101908blindness.jpgTasja Keetman

If you like a little sensual touch with your performance art—and really, who doesn't?—be sure to sit in the first row at BLIND.NESS, the dark and steamy new dance-theater piece by WaxFactory at P.S. 122. One dude up front who received a prolonged nuzzling from performer Erika Latta was overheard gushing as he walked out, "That was the best play I've seen in a long time!" I wouldn't go that far (then again, I was in the fifth row), and BLIND.NESS isn't so much a play as it is a dense multidisciplinary collage, but it does succeed as an uninhibited exploration of eros and all its attendant agony.

The strange spectacle begins with the electrical rasp of flickering overhead lights as the empty space is overtaken by four idiosyncratic performers: Latta in a kimono, Melody Bates evoking a malfunctioning android cocktail waitress, Gillian Chadsey suggesting a post-apocalyptic assassin who gets repeatedly shot, and Breeda Wool as a fragile, Kennedy-era socialite with an infinite array of panties to pull down. They gyrate through the room in a sort of four ring circus of anxiety and seduction, each with their own distinctive physical vocabulary that occasionally aligns in a strikingly coreographed unity. Each is a lost soul, taking turns at the mic to unleash confessions or text lifted from such sources as GG Allen's "I Wanna Fuck your Brains Out" and that Garbage song from Romeo and Juliet.

As a whole, it's 50 minutes of oscillation between creepy and sexy, and includes such memorable tableaux as Latta devouring a whole papaya without swallowing; Chadsey disappearing into a big black garbage bag; Wool contorting her face into a grotesque knot, then losing her skirt and sliding a hand down her panties; and a long string of drool descending from Bates's lips to the stage floor like honey. If you're turned on by that infamous scene between Dennis Hopper and Isabella Rossellini in Blue Velvet, you'll go wild for this.

What makes BLIND.NESS compelling, besides the ensemble's bold physical expressiveness, is the tension between the come-on and the fall-out, between the random erotic encounter and the emptiness that can crush you the day after.
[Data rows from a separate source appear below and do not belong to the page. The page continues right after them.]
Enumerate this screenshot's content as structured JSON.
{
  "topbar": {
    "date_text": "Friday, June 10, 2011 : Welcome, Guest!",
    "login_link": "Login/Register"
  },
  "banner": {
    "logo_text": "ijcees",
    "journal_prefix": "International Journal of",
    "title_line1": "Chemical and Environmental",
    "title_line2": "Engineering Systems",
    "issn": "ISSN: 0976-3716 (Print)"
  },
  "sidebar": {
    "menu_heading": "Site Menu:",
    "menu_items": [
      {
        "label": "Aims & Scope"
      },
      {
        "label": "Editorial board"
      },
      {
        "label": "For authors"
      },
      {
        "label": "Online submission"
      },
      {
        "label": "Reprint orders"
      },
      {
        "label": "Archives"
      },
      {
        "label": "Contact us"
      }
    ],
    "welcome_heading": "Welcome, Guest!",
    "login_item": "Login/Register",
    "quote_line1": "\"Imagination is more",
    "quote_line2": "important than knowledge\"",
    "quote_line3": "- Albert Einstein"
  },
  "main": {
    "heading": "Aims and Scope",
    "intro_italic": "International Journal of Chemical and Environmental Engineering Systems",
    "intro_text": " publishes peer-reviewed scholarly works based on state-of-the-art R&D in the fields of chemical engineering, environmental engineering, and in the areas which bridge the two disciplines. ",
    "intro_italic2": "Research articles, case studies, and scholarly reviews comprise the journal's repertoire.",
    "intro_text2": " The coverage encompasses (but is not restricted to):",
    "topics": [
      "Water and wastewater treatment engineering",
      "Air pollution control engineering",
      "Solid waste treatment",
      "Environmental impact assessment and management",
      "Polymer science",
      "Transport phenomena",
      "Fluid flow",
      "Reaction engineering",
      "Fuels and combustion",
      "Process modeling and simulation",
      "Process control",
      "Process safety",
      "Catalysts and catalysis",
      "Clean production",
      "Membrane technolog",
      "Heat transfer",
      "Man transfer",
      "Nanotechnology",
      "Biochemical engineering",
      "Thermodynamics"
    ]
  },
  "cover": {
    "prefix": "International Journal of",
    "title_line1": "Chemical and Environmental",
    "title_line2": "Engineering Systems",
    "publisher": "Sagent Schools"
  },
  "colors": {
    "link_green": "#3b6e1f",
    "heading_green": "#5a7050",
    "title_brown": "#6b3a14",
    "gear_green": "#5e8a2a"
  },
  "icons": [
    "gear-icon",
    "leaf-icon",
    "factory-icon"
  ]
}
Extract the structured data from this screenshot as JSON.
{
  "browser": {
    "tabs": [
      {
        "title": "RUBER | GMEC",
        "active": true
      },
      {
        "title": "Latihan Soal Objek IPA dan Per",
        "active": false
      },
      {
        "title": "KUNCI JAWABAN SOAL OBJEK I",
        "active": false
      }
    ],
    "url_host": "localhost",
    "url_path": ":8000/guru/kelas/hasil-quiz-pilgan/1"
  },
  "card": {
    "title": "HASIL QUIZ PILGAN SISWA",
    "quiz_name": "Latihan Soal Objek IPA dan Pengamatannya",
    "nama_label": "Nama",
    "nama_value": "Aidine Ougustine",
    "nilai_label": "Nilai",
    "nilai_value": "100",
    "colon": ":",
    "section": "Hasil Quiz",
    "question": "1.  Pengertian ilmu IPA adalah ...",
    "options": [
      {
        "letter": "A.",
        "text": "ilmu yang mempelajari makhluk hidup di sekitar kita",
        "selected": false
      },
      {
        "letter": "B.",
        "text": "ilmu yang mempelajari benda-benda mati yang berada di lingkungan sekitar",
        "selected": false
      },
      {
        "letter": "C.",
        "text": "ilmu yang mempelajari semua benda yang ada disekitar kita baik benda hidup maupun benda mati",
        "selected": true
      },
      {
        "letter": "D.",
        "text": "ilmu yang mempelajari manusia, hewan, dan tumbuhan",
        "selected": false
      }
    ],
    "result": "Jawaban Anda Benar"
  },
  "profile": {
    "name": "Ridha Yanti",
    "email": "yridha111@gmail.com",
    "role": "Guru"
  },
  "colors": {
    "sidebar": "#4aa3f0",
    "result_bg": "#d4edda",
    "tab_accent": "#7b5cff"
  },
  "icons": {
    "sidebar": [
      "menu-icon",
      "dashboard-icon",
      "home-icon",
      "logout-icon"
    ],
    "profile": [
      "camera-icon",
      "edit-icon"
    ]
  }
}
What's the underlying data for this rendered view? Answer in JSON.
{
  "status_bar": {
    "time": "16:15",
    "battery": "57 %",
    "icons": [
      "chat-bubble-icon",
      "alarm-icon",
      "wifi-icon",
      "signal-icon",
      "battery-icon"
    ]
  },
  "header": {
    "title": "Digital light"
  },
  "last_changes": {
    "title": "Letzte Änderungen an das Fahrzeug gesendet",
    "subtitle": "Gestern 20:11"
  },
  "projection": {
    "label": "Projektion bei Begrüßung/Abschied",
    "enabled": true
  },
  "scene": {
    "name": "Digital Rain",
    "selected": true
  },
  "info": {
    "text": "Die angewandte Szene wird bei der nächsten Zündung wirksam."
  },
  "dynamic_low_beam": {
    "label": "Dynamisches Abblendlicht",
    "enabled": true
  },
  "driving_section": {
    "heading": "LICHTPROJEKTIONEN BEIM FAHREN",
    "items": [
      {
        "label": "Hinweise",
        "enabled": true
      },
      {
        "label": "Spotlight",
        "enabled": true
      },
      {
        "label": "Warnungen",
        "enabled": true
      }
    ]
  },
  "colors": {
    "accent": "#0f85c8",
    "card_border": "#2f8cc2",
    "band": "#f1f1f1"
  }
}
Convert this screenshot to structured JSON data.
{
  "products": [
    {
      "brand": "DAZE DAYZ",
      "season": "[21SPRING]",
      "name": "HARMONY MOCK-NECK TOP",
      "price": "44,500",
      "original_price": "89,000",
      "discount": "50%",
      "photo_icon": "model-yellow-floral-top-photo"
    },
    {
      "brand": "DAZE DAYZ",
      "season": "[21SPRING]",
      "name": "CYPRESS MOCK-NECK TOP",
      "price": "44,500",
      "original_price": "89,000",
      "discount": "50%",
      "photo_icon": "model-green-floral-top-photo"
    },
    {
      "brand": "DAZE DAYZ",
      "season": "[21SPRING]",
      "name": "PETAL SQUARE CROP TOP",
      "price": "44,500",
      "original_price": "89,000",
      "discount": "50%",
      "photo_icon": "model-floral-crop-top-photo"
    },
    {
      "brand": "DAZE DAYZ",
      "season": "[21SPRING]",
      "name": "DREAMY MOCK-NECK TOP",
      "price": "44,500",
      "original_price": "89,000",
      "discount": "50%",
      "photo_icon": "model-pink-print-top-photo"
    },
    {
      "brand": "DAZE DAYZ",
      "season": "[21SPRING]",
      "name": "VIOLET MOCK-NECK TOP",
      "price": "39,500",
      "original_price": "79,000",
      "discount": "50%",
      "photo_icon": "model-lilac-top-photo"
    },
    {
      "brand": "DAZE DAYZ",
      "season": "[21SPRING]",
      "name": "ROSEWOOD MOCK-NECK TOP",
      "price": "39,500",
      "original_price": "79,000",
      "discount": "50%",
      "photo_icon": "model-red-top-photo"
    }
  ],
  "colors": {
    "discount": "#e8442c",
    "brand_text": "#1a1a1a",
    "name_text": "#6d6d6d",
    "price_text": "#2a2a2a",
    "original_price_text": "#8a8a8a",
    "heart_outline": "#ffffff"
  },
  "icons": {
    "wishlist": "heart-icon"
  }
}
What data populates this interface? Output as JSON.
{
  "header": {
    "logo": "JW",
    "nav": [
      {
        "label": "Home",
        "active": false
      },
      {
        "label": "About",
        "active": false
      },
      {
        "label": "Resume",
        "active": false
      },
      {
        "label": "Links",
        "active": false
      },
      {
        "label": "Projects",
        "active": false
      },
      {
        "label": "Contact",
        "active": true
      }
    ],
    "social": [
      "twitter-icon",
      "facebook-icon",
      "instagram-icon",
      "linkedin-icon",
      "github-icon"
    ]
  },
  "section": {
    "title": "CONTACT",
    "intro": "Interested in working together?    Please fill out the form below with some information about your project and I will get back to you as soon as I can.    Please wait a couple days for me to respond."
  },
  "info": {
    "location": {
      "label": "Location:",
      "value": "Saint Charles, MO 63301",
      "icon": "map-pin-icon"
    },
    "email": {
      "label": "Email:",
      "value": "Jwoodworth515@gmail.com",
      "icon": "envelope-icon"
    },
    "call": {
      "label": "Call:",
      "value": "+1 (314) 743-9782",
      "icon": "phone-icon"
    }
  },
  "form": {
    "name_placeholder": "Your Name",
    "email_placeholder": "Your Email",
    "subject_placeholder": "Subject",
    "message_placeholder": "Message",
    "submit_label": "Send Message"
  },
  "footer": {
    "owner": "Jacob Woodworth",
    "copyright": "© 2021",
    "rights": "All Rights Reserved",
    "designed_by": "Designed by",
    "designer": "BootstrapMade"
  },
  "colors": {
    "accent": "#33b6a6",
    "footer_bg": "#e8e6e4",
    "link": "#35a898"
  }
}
In an article about the piece in The Brooklyn Rail, Wool compares its sensual atmosphere to Y Tu Mama Tambien, a film that “leaves the audience thinking, ‘Damn, I want to go have sex with someone.’” But isn't that the default position of most New Yorkers? BLIND.NESS is interesting because it turns you on and off simultaneously, making you wonder, for a minute at least, whether Cupid's arrow is worth the sting.